* **What is required**: Print each of the entries exactly, leaving nothing out.

[Data excerpts]
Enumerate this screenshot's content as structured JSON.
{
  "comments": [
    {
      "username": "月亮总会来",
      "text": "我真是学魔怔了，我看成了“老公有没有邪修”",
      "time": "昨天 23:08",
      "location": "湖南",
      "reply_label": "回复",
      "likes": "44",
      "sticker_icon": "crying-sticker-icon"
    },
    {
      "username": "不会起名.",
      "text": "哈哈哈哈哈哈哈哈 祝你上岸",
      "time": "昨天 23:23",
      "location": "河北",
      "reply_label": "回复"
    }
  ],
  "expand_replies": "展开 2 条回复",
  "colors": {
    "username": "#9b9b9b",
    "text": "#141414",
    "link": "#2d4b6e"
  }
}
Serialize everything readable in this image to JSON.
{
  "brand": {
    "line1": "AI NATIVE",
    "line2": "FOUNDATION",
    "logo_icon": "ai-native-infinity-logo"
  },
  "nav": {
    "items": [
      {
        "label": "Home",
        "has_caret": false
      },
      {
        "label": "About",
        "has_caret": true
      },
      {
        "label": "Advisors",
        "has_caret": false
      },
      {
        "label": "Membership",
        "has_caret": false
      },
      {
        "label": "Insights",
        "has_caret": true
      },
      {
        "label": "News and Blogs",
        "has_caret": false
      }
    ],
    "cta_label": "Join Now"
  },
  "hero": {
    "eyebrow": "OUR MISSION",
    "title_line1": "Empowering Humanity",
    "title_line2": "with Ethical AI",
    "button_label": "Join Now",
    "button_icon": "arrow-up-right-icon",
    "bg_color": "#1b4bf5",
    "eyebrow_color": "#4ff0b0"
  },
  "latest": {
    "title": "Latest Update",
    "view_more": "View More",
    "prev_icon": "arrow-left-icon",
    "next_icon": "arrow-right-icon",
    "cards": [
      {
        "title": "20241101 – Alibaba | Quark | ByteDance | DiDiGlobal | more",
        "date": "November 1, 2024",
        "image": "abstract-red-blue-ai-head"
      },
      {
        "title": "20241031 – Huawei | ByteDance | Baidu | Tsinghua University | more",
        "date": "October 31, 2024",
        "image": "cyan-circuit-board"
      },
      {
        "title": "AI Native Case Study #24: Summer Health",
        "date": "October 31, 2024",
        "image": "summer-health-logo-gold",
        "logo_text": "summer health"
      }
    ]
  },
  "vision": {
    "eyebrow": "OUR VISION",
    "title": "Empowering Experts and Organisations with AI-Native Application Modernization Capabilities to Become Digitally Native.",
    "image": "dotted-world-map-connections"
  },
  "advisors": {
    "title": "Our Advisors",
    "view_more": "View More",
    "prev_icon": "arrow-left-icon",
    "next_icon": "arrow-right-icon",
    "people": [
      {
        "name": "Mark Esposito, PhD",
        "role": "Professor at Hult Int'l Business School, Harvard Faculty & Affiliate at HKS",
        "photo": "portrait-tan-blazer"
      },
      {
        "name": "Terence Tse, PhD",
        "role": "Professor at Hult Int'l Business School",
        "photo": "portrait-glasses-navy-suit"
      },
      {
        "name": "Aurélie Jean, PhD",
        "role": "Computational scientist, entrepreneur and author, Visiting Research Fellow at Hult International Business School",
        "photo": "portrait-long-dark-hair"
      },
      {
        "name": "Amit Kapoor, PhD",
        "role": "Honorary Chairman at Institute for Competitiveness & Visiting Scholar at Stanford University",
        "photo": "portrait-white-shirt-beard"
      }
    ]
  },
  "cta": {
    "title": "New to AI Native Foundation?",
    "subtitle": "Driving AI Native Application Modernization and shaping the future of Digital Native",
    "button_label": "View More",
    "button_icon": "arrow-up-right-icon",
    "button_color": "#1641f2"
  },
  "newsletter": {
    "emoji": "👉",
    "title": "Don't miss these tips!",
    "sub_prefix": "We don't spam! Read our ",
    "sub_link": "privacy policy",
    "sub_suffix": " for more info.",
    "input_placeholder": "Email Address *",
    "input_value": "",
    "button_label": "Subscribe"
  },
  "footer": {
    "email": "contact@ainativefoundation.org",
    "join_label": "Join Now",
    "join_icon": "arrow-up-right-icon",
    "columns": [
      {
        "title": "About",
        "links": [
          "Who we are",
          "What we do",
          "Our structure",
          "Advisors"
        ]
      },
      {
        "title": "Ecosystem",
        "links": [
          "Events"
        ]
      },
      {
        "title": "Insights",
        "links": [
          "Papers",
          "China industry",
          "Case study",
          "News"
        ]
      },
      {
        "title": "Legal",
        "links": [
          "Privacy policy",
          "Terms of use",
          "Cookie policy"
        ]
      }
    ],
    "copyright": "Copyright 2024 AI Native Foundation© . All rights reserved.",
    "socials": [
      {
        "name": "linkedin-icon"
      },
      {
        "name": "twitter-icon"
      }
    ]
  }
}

* **Response to the task**:
Enumerate this screenshot's content as structured JSON.
{
  "comments": [
    {
      "username": "月亮总会来",
      "text": "我真是学魔怔了，我看成了“老公有没有邪修”",
      "time": "昨天 23:08",
      "location": "湖南",
      "reply_label": "回复",
      "likes": "44",
      "sticker_icon": "crying-sticker-icon"
    },
    {
      "username": "不会起名.",
      "text": "哈哈哈哈哈哈哈哈 祝你上岸",
      "time": "昨天 23:23",
      "location": "河北",
      "reply_label": "回复"
    }
  ],
  "expand_replies": "展开 2 条回复",
  "colors": {
    "username": "#9b9b9b",
    "text": "#141414",
    "link": "#2d4b6e"
  }
}
Serialize everything readable in this image to JSON.
{
  "brand": {
    "line1": "AI NATIVE",
    "line2": "FOUNDATION",
    "logo_icon": "ai-native-infinity-logo"
  },
  "nav": {
    "items": [
      {
        "label": "Home",
        "has_caret": false
      },
      {
        "label": "About",
        "has_caret": true
      },
      {
        "label": "Advisors",
        "has_caret": false
      },
      {
        "label": "Membership",
        "has_caret": false
      },
      {
        "label": "Insights",
        "has_caret": true
      },
      {
        "label": "News and Blogs",
        "has_caret": false
      }
    ],
    "cta_label": "Join Now"
  },
  "hero": {
    "eyebrow": "OUR MISSION",
    "title_line1": "Empowering Humanity",
    "title_line2": "with Ethical AI",
    "button_label": "Join Now",
    "button_icon": "arrow-up-right-icon",
    "bg_color": "#1b4bf5",
    "eyebrow_color": "#4ff0b0"
  },
  "latest": {
    "title": "Latest Update",
    "view_more": "View More",
    "prev_icon": "arrow-left-icon",
    "next_icon": "arrow-right-icon",
    "cards": [
      {
        "title": "20241101 – Alibaba | Quark | ByteDance | DiDiGlobal | more",
        "date": "November 1, 2024",
        "image": "abstract-red-blue-ai-head"
      },
      {
        "title": "20241031 – Huawei | ByteDance | Baidu | Tsinghua University | more",
        "date": "October 31, 2024",
        "image": "cyan-circuit-board"
      },
      {
        "title": "AI Native Case Study #24: Summer Health",
        "date": "October 31, 2024",
        "image": "summer-health-logo-gold",
        "logo_text": "summer health"
      }
    ]
  },
  "vision": {
    "eyebrow": "OUR VISION",
    "title": "Empowering Experts and Organisations with AI-Native Application Modernization Capabilities to Become Digitally Native.",
    "image": "dotted-world-map-connections"
  },
  "advisors": {
    "title": "Our Advisors",
    "view_more": "View More",
    "prev_icon": "arrow-left-icon",
    "next_icon": "arrow-right-icon",
    "people": [
      {
        "name": "Mark Esposito, PhD",
        "role": "Professor at Hult Int'l Business School, Harvard Faculty & Affiliate at HKS",
        "photo": "portrait-tan-blazer"
      },
      {
        "name": "Terence Tse, PhD",
        "role": "Professor at Hult Int'l Business School",
        "photo": "portrait-glasses-navy-suit"
      },
      {
        "name": "Aurélie Jean, PhD",
        "role": "Computational scientist, entrepreneur and author, Visiting Research Fellow at Hult International Business School",
        "photo": "portrait-long-dark-hair"
      },
      {
        "name": "Amit Kapoor, PhD",
        "role": "Honorary Chairman at Institute for Competitiveness & Visiting Scholar at Stanford University",
        "photo": "portrait-white-shirt-beard"
      }
    ]
  },
  "cta": {
    "title": "New to AI Native Foundation?",
    "subtitle": "Driving AI Native Application Modernization and shaping the future of Digital Native",
    "button_label": "View More",
    "button_icon": "arrow-up-right-icon",
    "button_color": "#1641f2"
  },
  "newsletter": {
    "emoji": "👉",
    "title": "Don't miss these tips!",
    "sub_prefix": "We don't spam! Read our ",
    "sub_link": "privacy policy",
    "sub_suffix": " for more info.",
    "input_placeholder": "Email Address *",
    "input_value": "",
    "button_label": "Subscribe"
  },
  "footer": {
    "email": "contact@ainativefoundation.org",
    "join_label": "Join Now",
    "join_icon": "arrow-up-right-icon",
    "columns": [
      {
        "title": "About",
        "links": [
          "Who we are",
          "What we do",
          "Our structure",
          "Advisors"
        ]
      },
      {
        "title": "Ecosystem",
        "links": [
          "Events"
        ]
      },
      {
        "title": "Insights",
        "links": [
          "Papers",
          "China industry",
          "Case study",
          "News"
        ]
      },
      {
        "title": "Legal",
        "links": [
          "Privacy policy",
          "Terms of use",
          "Cookie policy"
        ]
      }
    ],
    "copyright": "Copyright 2024 AI Native Foundation© . All rights reserved.",
    "socials": [
      {
        "name": "linkedin-icon"
      },
      {
        "name": "twitter-icon"
      }
    ]
  }
}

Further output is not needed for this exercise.